One and a half years ago, in the spring of 2020, when we were fully prepared and looking forward in a festive mood to the start of the 7th MITEM Festival, we could never have imagined that our lives would change overnight. An unknown disease pushed us into an unknown life situation. After a while it seemed that nothing would ever be the same, and culture in general, together with theatre, is fatally shaken. We tried to adapt to the “brave new world” with plans and hopes, but we could not really see the future. Recently, we’ve had to postpone the festival twice. Moreover, we also had to face the poignant question of whether theatre can remain everlasting, or the mystery of the personal encounter between actor and spectator will become a thing of the past. What does theatre even mean today – a building, a company or the audience? Is Victor Hugo's thought still true, saying that “theatre is indeed a world of truth: on the stage – there are human hearts, behind the scenes – there are human hearts and also in the auditorium there are humans with their hearts”? Is oscar Wilde’s admiration for theatre still valid, who wrote that theatre is the greatest of all art forms, “because it is the most direct way for a human being to share with another what it means to be human”? And can we still accept the creed of Zoltán Latinovits, the Hungarian ‘King of Actors’: “theatre is a living organism; it is about the whole of man, mediated by and intended for people; it is a synthesis of the thoughts and emotional passions of the man living in a certain age”?
This dilemma is, of course, seemingly dwarfed by the life-and-death struggle of those who have endured the disease and the heroic doctors who have battled it. But theatre, the true Theatre that does not forget its sacred roots, has always been more than mere entertainment.
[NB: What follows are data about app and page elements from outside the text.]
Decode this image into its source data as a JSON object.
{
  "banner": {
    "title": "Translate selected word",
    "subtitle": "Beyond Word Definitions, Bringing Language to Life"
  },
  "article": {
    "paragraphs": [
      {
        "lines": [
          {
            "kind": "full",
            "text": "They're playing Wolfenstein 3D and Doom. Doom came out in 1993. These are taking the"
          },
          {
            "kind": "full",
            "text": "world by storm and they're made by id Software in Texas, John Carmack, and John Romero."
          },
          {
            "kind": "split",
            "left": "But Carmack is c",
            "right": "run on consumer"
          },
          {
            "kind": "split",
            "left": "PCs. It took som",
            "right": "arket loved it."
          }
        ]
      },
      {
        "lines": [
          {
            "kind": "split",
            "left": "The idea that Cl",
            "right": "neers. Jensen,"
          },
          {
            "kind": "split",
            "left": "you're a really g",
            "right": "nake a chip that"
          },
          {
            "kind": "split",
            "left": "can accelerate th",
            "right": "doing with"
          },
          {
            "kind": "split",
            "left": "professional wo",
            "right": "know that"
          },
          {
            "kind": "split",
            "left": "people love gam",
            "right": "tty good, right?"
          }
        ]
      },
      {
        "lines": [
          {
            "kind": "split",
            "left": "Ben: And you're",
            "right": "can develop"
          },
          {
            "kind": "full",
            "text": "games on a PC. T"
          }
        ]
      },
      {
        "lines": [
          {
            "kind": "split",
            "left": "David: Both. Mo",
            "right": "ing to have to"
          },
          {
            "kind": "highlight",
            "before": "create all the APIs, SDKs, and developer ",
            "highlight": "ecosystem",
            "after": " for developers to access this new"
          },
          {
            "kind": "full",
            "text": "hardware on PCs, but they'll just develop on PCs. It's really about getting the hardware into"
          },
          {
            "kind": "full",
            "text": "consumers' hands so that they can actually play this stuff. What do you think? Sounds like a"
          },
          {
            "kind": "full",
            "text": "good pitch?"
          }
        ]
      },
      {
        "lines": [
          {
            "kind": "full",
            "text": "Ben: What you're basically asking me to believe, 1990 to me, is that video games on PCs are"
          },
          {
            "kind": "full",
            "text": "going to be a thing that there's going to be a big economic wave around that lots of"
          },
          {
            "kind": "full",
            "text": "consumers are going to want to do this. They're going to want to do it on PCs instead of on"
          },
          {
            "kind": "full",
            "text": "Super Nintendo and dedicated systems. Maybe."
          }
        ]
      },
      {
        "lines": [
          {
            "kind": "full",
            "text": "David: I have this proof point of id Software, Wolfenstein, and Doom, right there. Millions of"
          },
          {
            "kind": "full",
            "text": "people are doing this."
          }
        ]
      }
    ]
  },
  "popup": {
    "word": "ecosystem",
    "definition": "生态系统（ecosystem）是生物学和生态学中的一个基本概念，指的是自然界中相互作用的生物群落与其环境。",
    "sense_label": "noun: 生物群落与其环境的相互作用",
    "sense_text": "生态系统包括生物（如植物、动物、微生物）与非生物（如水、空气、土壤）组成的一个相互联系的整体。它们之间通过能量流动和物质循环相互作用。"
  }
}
To quote Eugene o'Neill: “a temple that gives a poetic interpretation and a symbolic celebration of life, assisting people, when spiritually starved in the daily, soul-absorbing struggles, to exist”.
And now we are meeting again. We are opening the doors of the theatre again, inviting audiences to see live performances and artists from around the world. We can experience classic dramatic stories that span thousands of years personally, starting with Sophocles’ oedipus, Euripides’ Medea, the Song of Songs from the Bible, continuing with Shakespeare’s Romeo and Juliet, Madách’s The Tragedy of Man, Dostoevsky’s Crime and Punishment, and arriving to Beckett’s Waiting for Godot, Bulgakov’s The Master and Margarita, Ibsen’s Nora (A Doll's House) or Gorky’s Children of the Sun.
A few months ago, perhaps none of us could have been sure that MITEM, as a living celebration of theatre, could happen again in the form we believe in. But our doubts were overcome by the hope of a new beginning – as Imre Madách put it in The Tragedy of Man, through the words of Adam:
In truth I would my sword now lay aside
If ever heard I not a secret voice
That tells me I must mould this age anew.
(21 August 2021)